> **What is needed**
Go through the listing below and return every line exactly.

> **Information provided**
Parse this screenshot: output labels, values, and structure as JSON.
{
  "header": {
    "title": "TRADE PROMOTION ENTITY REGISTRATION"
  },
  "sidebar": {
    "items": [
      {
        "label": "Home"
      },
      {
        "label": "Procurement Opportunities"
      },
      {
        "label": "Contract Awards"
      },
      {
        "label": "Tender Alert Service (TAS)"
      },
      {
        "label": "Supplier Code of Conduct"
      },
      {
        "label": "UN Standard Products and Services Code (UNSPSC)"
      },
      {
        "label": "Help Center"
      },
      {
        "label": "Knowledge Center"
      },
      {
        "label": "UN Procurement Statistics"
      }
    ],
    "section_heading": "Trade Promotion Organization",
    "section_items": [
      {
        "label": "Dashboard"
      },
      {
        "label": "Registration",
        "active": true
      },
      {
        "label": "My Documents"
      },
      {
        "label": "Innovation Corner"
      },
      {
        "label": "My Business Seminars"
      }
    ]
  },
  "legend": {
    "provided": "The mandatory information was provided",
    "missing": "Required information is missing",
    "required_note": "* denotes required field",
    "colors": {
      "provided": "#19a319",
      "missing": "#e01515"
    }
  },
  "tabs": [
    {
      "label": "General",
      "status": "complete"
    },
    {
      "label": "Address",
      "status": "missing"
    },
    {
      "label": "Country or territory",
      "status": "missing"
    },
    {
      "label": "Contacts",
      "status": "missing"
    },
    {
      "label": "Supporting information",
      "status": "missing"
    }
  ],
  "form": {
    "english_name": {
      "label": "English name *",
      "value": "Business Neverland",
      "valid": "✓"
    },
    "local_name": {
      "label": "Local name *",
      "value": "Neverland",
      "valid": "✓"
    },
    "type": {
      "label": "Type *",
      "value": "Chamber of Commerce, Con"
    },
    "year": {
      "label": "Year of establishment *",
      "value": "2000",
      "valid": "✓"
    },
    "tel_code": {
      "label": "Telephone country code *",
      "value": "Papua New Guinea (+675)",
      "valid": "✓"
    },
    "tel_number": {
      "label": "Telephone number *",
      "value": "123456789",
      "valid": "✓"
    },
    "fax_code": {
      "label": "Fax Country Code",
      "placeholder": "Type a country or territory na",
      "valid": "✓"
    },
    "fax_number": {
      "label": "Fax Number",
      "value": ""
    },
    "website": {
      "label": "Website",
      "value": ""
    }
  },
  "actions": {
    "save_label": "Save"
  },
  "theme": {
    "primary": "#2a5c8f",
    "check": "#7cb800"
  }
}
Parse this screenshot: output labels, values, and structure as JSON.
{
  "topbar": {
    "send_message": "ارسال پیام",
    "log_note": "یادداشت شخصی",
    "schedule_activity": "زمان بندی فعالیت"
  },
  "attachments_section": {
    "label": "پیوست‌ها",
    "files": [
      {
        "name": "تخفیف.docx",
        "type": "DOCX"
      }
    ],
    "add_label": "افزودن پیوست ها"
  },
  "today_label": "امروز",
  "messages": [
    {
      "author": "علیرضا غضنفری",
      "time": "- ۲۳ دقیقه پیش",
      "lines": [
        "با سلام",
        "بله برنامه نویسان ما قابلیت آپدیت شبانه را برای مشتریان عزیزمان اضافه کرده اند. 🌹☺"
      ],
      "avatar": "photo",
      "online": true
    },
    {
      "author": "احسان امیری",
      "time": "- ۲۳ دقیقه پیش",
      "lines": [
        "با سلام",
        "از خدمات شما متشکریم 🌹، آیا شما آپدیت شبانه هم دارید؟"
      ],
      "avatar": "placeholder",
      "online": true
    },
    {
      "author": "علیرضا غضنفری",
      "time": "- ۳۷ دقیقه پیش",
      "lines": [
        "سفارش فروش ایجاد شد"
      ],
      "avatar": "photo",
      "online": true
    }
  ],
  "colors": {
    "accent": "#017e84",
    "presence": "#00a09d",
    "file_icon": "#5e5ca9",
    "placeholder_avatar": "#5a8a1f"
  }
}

> **Completed task**
Parse this screenshot: output labels, values, and structure as JSON.
{
  "header": {
    "title": "TRADE PROMOTION ENTITY REGISTRATION"
  },
  "sidebar": {
    "items": [
      {
        "label": "Home"
      },
      {
        "label": "Procurement Opportunities"
      },
      {
        "label": "Contract Awards"
      },
      {
        "label": "Tender Alert Service (TAS)"
      },
      {
        "label": "Supplier Code of Conduct"
      },
      {
        "label": "UN Standard Products and Services Code (UNSPSC)"
      },
      {
        "label": "Help Center"
      },
      {
        "label": "Knowledge Center"
      },
      {
        "label": "UN Procurement Statistics"
      }
    ],
    "section_heading": "Trade Promotion Organization",
    "section_items": [
      {
        "label": "Dashboard"
      },
      {
        "label": "Registration",
        "active": true
      },
      {
        "label": "My Documents"
      },
      {
        "label": "Innovation Corner"
      },
      {
        "label": "My Business Seminars"
      }
    ]
  },
  "legend": {
    "provided": "The mandatory information was provided",
    "missing": "Required information is missing",
    "required_note": "* denotes required field",
    "colors": {
      "provided": "#19a319",
      "missing": "#e01515"
    }
  },
  "tabs": [
    {
      "label": "General",
      "status": "complete"
    },
    {
      "label": "Address",
      "status": "missing"
    },
    {
      "label": "Country or territory",
      "status": "missing"
    },
    {
      "label": "Contacts",
      "status": "missing"
    },
    {
      "label": "Supporting information",
      "status": "missing"
    }
  ],
  "form": {
    "english_name": {
      "label": "English name *",
      "value": "Business Neverland",
      "valid": "✓"
    },
    "local_name": {
      "label": "Local name *",
      "value": "Neverland",
      "valid": "✓"
    },
    "type": {
      "label": "Type *",
      "value": "Chamber of Commerce, Con"
    },
    "year": {
      "label": "Year of establishment *",
      "value": "2000",
      "valid": "✓"
    },
    "tel_code": {
      "label": "Telephone country code *",
      "value": "Papua New Guinea (+675)",
      "valid": "✓"
    },
    "tel_number": {
      "label": "Telephone number *",
      "value": "123456789",
      "valid": "✓"
    },
    "fax_code": {
      "label": "Fax Country Code",
      "placeholder": "Type a country or territory na",
      "valid": "✓"
    },
    "fax_number": {
      "label": "Fax Number",
      "value": ""
    },
    "website": {
      "label": "Website",
      "value": ""
    }
  },
  "actions": {
    "save_label": "Save"
  },
  "theme": {
    "primary": "#2a5c8f",
    "check": "#7cb800"
  }
}
Parse this screenshot: output labels, values, and structure as JSON.
{
  "topbar": {
    "send_message": "ارسال پیام",
    "log_note": "یادداشت شخصی",
    "schedule_activity": "زمان بندی فعالیت"
  },
  "attachments_section": {
    "label": "پیوست‌ها",
    "files": [
      {
        "name": "تخفیف.docx",
        "type": "DOCX"
      }
    ],
    "add_label": "افزودن پیوست ها"
  },
  "today_label": "امروز",
  "messages": [
    {
      "author": "علیرضا غضنفری",
      "time": "- ۲۳ دقیقه پیش",
      "lines": [
        "با سلام",
        "بله برنامه نویسان ما قابلیت آپدیت شبانه را برای مشتریان عزیزمان اضافه کرده اند. 🌹☺"
      ],
      "avatar": "photo",
      "online": true
    },
    {
      "author": "احسان امیری",
      "time": "- ۲۳ دقیقه پیش",
      "lines": [
        "با سلام",
        "از خدمات شما متشکریم 🌹، آیا شما آپدیت شبانه هم دارید؟"
      ],
      "avatar": "placeholder",
      "online": true
    },
    {
      "author": "علیرضا غضنفری",
      "time": "- ۳۷ دقیقه پیش",
      "lines": [
        "سفارش فروش ایجاد شد"
      ],
      "avatar": "photo",
      "online": true
    }
  ],
  "colors": {
    "accent": "#017e84",
    "presence": "#00a09d",
    "file_icon": "#5e5ca9",
    "placeholder_avatar": "#5a8a1f"
  }
}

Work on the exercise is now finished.